Overcrowded forests are hurting drought-stricken communities


Smart forest management is a need that gets more important every year. Because our country’s federal forests aren’t being actively restored and managed, they are dying from insects, disease and massive wildfires.

These forests are dangerous to their neighbors – so overcrowded that they’re a tinderbox for increasingly destructive wildfires, and fires or not, filled with disease-riddled trees that could fall down at any moment.

According to experts, these unhealthy and overcrowded forests are also sucking too much water out of the ground and hurting drought-stricken areas. The Modesto Bee reports that forests in the Sierra Nevada mountains are taking too much groundwater from Central California, which is in its third year of drought.

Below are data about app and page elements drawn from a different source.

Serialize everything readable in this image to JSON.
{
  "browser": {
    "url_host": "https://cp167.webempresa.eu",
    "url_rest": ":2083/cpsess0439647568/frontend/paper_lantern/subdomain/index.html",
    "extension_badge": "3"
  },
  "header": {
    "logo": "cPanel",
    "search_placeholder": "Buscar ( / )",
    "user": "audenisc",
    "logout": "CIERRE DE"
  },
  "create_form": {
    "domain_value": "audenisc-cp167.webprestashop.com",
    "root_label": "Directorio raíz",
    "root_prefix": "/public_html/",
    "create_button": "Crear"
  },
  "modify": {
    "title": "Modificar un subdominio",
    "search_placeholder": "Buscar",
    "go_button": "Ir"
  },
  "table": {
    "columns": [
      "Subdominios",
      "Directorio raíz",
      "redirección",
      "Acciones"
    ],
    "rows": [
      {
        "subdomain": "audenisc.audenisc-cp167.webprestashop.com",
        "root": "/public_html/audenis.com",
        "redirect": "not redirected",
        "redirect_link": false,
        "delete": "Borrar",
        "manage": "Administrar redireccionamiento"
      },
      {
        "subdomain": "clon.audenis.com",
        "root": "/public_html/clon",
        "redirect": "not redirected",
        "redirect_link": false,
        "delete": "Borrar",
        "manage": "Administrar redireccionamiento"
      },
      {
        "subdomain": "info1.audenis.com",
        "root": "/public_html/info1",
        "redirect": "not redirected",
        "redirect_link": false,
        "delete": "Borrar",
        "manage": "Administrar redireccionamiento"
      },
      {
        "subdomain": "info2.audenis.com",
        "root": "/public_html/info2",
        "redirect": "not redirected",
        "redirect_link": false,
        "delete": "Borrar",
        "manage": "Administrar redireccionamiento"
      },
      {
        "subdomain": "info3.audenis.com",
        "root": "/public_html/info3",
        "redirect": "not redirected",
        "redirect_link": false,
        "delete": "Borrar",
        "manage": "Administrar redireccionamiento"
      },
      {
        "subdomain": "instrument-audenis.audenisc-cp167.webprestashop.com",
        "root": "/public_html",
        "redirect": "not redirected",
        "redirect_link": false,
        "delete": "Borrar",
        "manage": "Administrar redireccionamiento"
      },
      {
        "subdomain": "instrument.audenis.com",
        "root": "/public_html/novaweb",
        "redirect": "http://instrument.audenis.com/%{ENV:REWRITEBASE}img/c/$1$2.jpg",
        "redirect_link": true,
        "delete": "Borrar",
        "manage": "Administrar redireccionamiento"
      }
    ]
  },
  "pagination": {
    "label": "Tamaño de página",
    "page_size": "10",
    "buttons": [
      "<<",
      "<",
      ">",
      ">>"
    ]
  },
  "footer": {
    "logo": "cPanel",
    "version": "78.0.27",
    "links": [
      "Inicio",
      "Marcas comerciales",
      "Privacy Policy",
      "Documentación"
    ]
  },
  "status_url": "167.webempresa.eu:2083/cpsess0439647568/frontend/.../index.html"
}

“There are 2½-to-3-times more trees today than there used to be, and they’re sucking up water,” explained Eric Knapp, a research ecologist with the U.S. Forest Service’s Pacific Southwest Research Station. “A lot of the Sierra is in pretty bad shape” because it’s so overgrown…

Capturing snowmelt is crucial to California’s economic health, said Mitch Dion, general manager of the Calaveras County Water District. He calls the Sierra snowpack “the state’s biggest reservoir.”

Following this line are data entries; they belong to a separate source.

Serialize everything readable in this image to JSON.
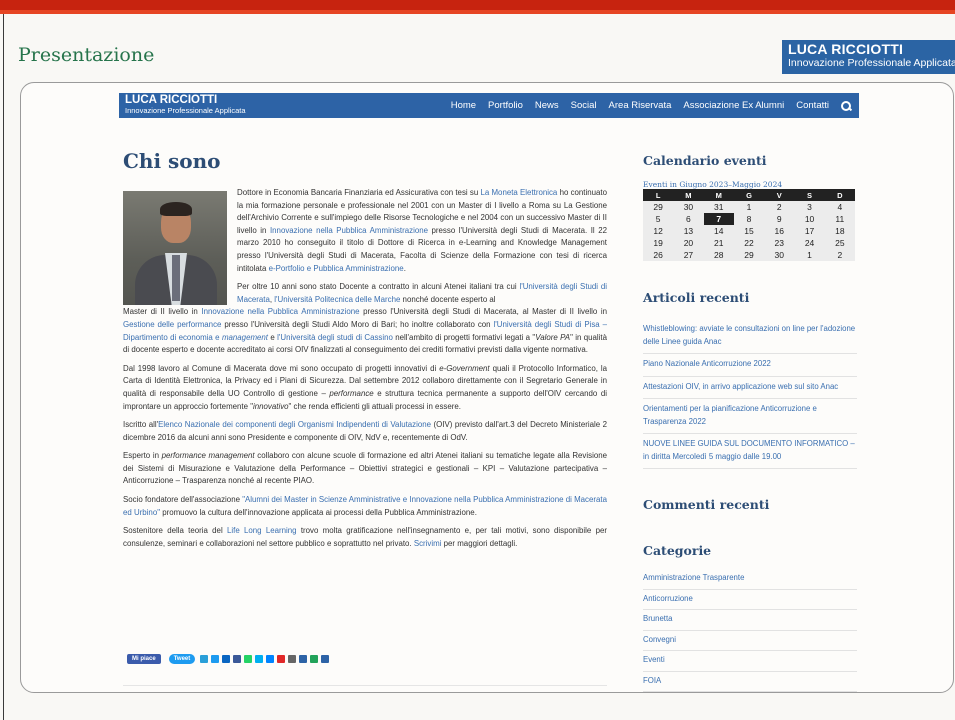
{
  "slide": {
    "title": "Presentazione",
    "brand_name": "LUCA RICCIOTTI",
    "brand_sub": "Innovazione Professionale Applicata"
  },
  "colors": {
    "accent_red": "#c7230f",
    "brand_blue": "#2d63a6",
    "link_blue": "#3a6fb0",
    "heading": "#2d4d75",
    "slide_title_green": "#26744b"
  },
  "nav": {
    "brand_name": "LUCA RICCIOTTI",
    "brand_sub": "Innovazione Professionale Applicata",
    "links": [
      "Home",
      "Portfolio",
      "News",
      "Social",
      "Area Riservata",
      "Associazione Ex Alumni",
      "Contatti"
    ],
    "search_icon": "search-icon"
  },
  "page": {
    "title": "Chi sono"
  },
  "article": {
    "p1": [
      {
        "t": "Dottore in Economia Bancaria Finanziaria ed Assicurativa con tesi su "
      },
      {
        "t": "La Moneta Elettronica",
        "link": true
      },
      {
        "t": " ho continuato la mia formazione personale e professionale nel 2001 con un Master di I livello a Roma su La Gestione dell'Archivio Corrente e sull'impiego delle Risorse Tecnologiche e nel 2004 con un successivo Master di II livello in "
      },
      {
        "t": "Innovazione nella Pubblica Amministrazione",
        "link": true
      },
      {
        "t": " presso l'Università degli Studi di Macerata. Il 22 marzo 2010 ho conseguito il titolo di Dottore di Ricerca in e-Learning and Knowledge Management presso l'Università degli Studi di Macerata, Facolta di Scienze della Formazione con tesi di ricerca intitolata "
      },
      {
        "t": "e-Portfolio e Pubblica Amministrazione",
        "link": true
      },
      {
        "t": "."
      }
    ],
    "p2a": [
      {
        "t": "Per oltre 10 anni sono stato Docente a contratto in alcuni Atenei italiani tra cui "
      },
      {
        "t": "l'Università degli Studi di Macerata",
        "link": true
      },
      {
        "t": ", "
      },
      {
        "t": "l'Università Politecnica delle Marche",
        "link": true
      },
      {
        "t": " nonché docente esperto al"
      }
    ],
    "p2b": [
      {
        "t": "Master di II livello in "
      },
      {
        "t": "Innovazione nella Pubblica Amministrazione",
        "link": true
      },
      {
        "t": " presso l'Università degli Studi di Macerata, al Master di II livello in "
      },
      {
        "t": "Gestione delle performance",
        "link": true
      },
      {
        "t": " presso l'Università degli Studi Aldo Moro di Bari; ho inoltre collaborato con "
      },
      {
        "t": "l'Università degli Studi di Pisa – Dipartimento di economia e ",
        "link": true
      },
      {
        "t": "management",
        "link": true,
        "em": true
      },
      {
        "t": " e "
      },
      {
        "t": "l'Università degli studi di Cassino",
        "link": true
      },
      {
        "t": " nell'ambito di progetti formativi legati a \""
      },
      {
        "t": "Valore PA",
        "em": true
      },
      {
        "t": "\" in qualità di docente esperto e docente accreditato ai corsi OIV finalizzati al conseguimento dei crediti formativi previsti dalla vigente normativa."
      }
    ],
    "p3": [
      {
        "t": "Dal 1998 lavoro al Comune di Macerata dove mi sono occupato di progetti innovativi di "
      },
      {
        "t": "e-Government",
        "em": true
      },
      {
        "t": " quali il Protocollo Informatico, la Carta di Identità Elettronica, la Privacy ed i Piani di Sicurezza. Dal settembre 2012 collaboro direttamente con il Segretario Generale in qualità di responsabile della UO Controllo di gestione – "
      },
      {
        "t": "performance",
        "em": true
      },
      {
        "t": " e struttura tecnica permanente a supporto dell'OIV cercando di improntare un approccio fortemente \""
      },
      {
        "t": "innovativo",
        "em": true
      },
      {
        "t": "\" che renda efficienti gli attuali processi in essere."
      }
    ],
    "p4": [
      {
        "t": "Iscritto all'"
      },
      {
        "t": "Elenco Nazionale dei componenti degli Organismi Indipendenti di Valutazione",
        "link": true
      },
      {
        "t": " (OIV) previsto dall'art.3 del Decreto Ministeriale 2 dicembre 2016 da alcuni anni sono Presidente e componente di OIV, NdV e, recentemente di OdV."
      }
    ],
    "p5": [
      {
        "t": "Esperto in "
      },
      {
        "t": "performance management",
        "em": true
      },
      {
        "t": " collaboro con alcune scuole di formazione ed altri Atenei italiani su tematiche legate alla Revisione dei Sistemi di Misurazione e Valutazione della Performance – Obiettivi strategici e gestionali – KPI – Valutazione partecipativa – Anticorruzione – Trasparenza nonché al recente PIAO."
      }
    ],
    "p6": [
      {
        "t": "Socio fondatore dell'associazione "
      },
      {
        "t": "\"Alumni dei Master in Scienze Amministrative e Innovazione nella Pubblica Amministrazione di Macerata ed Urbino\"",
        "link": true
      },
      {
        "t": " promuovo la cultura dell'innovazione applicata ai processi della Pubblica Amministrazione."
      }
    ],
    "p7": [
      {
        "t": "Sostenitore della teoria del "
      },
      {
        "t": "Life Long Learning",
        "link": true
      },
      {
        "t": " trovo molta gratificazione nell'insegnamento e, per tali motivi, sono disponibile per consulenze, seminari e collaborazioni nel settore pubblico e soprattutto nel privato. "
      },
      {
        "t": "Scrivimi",
        "link": true
      },
      {
        "t": " per maggiori dettagli."
      }
    ]
  },
  "share": {
    "like_label": "Mi piace",
    "tweet_label": "Tweet",
    "icons": [
      {
        "name": "telegram-icon",
        "color": "#2a9fd8"
      },
      {
        "name": "twitter-icon",
        "color": "#1d9bf0"
      },
      {
        "name": "linkedin-icon",
        "color": "#0a66c2"
      },
      {
        "name": "facebook-icon",
        "color": "#3b5998"
      },
      {
        "name": "whatsapp-icon",
        "color": "#25d366"
      },
      {
        "name": "skype-icon",
        "color": "#00aff0"
      },
      {
        "name": "messenger-icon",
        "color": "#0084ff"
      },
      {
        "name": "flipboard-icon",
        "color": "#e12828"
      },
      {
        "name": "email-icon",
        "color": "#666666"
      },
      {
        "name": "copy-link-icon",
        "color": "#2d63a6"
      },
      {
        "name": "sms-icon",
        "color": "#22a35a"
      },
      {
        "name": "share-plus-icon",
        "color": "#2d63a6"
      }
    ]
  },
  "sidebar": {
    "calendar": {
      "title": "Calendario eventi",
      "caption": "Eventi in Giugno 2023–Maggio 2024",
      "days": [
        "L",
        "M",
        "M",
        "G",
        "V",
        "S",
        "D"
      ],
      "rows": [
        [
          "29",
          "30",
          "31",
          "1",
          "2",
          "3",
          "4"
        ],
        [
          "5",
          "6",
          "7",
          "8",
          "9",
          "10",
          "11"
        ],
        [
          "12",
          "13",
          "14",
          "15",
          "16",
          "17",
          "18"
        ],
        [
          "19",
          "20",
          "21",
          "22",
          "23",
          "24",
          "25"
        ],
        [
          "26",
          "27",
          "28",
          "29",
          "30",
          "1",
          "2"
        ]
      ],
      "today": "7"
    },
    "recent_posts": {
      "title": "Articoli recenti",
      "items": [
        "Whistleblowing: avviate le consultazioni on line per l'adozione delle Linee guida Anac",
        "Piano Nazionale Anticorruzione 2022",
        "Attestazioni OIV, in arrivo applicazione web sul sito Anac",
        "Orientamenti per la pianificazione Anticorruzione e Trasparenza 2022",
        "NUOVE LINEE GUIDA SUL DOCUMENTO INFORMATICO – in diritta Mercoledì 5 maggio dalle 19.00"
      ]
    },
    "recent_comments": {
      "title": "Commenti recenti"
    },
    "categories": {
      "title": "Categorie",
      "items": [
        "Amministrazione Trasparente",
        "Anticorruzione",
        "Brunetta",
        "Convegni",
        "Eventi",
        "FOIA"
      ]
    }
  }
}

“Climate change is upon us,” Dion warned. “The snowline is moving up the hill.” He said forest overgrowth is worsening the impact of that change by reducing water flows.

The region is a very different place now than it was 150 years ago when “you could have ridden your horse through the Sierra forests with relative ease,” Dion said. Now, he said, it is “jungle-like with all the underbrush.”

The answer? Forest restoration, which will get the Sierra Nevada forests started on the way back to the state of active management in which they should have been in the first place.

The U.S. Forest Service is talking to local researchers about a pilot project that would thin 10,000 acres in the Sierra Nevada range.

If all goes as suggested, that project could increase water flows, decrease destructive fires, create jobs and improve the health of the remaining trees.

“We may not be able to help with the drought this year, but we might be able to help the next generations,” said Bales, who also is the academic director of the Sierra Nevada Research Institute…

Much of the underbrush clogging the forests also needs to be removed, which Bales said is something small fires used to do naturally…

All those extra trees gulp water that once would have flowed to the Valley. They also prevent snow from hitting the ground and melting into the soil. A lot of snow gets caught in the tree canopy, where it evaporates.

The plan is to thin the overgrowth to create gaps in the forest floor so more snow can collect on the ground – as it did in centuries past.